[INFORMATION SUPPLIED — start]
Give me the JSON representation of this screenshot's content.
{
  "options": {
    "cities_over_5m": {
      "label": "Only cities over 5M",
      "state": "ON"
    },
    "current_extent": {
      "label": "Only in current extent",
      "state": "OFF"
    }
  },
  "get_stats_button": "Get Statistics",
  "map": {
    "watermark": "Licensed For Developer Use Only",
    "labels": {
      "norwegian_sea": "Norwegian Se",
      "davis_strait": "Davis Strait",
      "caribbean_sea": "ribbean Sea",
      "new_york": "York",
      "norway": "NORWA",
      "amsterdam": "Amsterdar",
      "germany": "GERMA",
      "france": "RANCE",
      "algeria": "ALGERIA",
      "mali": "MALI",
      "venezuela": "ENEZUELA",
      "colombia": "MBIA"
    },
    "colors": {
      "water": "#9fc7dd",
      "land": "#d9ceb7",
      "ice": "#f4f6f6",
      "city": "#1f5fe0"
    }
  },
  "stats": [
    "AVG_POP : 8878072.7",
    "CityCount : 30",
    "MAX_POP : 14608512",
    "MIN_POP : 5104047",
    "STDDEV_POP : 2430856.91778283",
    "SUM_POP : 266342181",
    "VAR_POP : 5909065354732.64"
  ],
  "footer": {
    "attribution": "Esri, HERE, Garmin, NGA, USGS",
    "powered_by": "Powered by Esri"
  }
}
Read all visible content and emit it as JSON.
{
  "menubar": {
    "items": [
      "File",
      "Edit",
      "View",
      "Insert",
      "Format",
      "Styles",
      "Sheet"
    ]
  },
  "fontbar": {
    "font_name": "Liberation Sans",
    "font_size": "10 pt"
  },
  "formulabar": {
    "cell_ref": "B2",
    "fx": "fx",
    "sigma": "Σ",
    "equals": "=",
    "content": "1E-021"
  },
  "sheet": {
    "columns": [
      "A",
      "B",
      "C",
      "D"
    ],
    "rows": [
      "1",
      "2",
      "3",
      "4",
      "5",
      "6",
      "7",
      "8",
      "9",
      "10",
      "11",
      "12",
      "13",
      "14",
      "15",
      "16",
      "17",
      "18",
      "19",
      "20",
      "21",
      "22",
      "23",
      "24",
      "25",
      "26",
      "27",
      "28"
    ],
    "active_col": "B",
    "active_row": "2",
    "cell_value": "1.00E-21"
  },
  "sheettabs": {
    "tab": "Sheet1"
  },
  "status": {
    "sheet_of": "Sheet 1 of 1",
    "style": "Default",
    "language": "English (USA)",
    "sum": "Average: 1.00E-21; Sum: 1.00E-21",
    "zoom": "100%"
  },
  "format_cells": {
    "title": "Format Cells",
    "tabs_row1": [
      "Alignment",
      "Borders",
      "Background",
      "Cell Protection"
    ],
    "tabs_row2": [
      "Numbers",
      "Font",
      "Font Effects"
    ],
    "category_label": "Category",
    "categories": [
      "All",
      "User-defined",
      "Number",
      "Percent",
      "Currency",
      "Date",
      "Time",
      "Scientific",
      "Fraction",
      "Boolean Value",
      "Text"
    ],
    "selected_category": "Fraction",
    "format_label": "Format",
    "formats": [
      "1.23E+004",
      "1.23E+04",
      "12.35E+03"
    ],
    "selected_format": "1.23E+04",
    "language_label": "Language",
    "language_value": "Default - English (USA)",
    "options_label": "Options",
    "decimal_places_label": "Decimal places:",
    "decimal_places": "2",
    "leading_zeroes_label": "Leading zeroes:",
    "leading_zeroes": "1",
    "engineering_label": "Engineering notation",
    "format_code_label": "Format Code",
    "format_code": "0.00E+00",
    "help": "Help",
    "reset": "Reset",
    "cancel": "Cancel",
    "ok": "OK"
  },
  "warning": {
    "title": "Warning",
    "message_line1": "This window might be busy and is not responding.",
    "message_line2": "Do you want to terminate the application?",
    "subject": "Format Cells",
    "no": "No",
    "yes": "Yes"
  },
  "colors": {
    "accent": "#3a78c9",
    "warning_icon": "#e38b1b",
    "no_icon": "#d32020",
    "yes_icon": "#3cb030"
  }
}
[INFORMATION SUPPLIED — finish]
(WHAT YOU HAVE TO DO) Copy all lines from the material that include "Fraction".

(TASK OUTPUT)
      "Fraction",
    "selected_category": "Fraction",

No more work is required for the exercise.